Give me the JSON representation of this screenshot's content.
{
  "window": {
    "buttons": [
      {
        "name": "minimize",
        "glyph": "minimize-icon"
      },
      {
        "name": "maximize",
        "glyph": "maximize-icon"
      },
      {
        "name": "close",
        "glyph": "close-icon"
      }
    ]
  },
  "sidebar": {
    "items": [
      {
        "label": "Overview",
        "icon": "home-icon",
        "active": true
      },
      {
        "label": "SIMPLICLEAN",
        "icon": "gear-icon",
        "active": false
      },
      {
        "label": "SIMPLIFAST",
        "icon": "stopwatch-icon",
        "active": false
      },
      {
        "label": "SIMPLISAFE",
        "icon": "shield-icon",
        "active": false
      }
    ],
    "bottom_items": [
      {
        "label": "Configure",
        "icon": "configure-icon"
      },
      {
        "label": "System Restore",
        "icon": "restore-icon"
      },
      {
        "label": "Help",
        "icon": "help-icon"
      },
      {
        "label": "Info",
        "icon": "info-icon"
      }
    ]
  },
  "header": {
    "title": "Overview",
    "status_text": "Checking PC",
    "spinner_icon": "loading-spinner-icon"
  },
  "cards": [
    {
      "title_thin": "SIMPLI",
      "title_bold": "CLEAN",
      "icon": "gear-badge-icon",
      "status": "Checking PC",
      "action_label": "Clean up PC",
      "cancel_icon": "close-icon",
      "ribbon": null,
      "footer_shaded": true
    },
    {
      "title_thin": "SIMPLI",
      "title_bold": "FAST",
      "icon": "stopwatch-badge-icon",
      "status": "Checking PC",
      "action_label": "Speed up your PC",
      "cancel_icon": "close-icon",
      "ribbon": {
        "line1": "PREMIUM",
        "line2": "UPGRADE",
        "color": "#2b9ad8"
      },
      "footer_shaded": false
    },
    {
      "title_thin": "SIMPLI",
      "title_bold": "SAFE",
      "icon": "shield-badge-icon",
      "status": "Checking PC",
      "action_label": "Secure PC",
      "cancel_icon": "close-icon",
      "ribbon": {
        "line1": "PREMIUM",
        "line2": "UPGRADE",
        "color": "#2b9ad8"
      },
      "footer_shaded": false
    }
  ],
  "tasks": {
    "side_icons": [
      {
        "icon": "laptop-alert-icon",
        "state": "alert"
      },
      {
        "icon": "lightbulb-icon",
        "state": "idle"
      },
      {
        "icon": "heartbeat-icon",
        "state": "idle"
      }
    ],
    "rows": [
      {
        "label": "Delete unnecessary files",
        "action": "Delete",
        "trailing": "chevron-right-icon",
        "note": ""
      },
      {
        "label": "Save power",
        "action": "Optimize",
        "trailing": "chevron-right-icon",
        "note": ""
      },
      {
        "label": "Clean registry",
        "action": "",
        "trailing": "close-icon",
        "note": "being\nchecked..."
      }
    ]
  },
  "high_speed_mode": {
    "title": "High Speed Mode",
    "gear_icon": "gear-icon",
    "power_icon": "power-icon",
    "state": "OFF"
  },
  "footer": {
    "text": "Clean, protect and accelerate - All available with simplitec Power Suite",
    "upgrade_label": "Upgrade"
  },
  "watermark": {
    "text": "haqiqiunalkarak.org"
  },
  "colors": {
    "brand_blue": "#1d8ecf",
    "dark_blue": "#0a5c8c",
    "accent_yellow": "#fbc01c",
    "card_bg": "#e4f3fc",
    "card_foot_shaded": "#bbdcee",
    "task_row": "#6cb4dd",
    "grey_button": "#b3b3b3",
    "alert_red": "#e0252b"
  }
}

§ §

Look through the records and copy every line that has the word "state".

        "state": "alert"
        "state": "idle"
        "state": "idle"
    "state": "OFF"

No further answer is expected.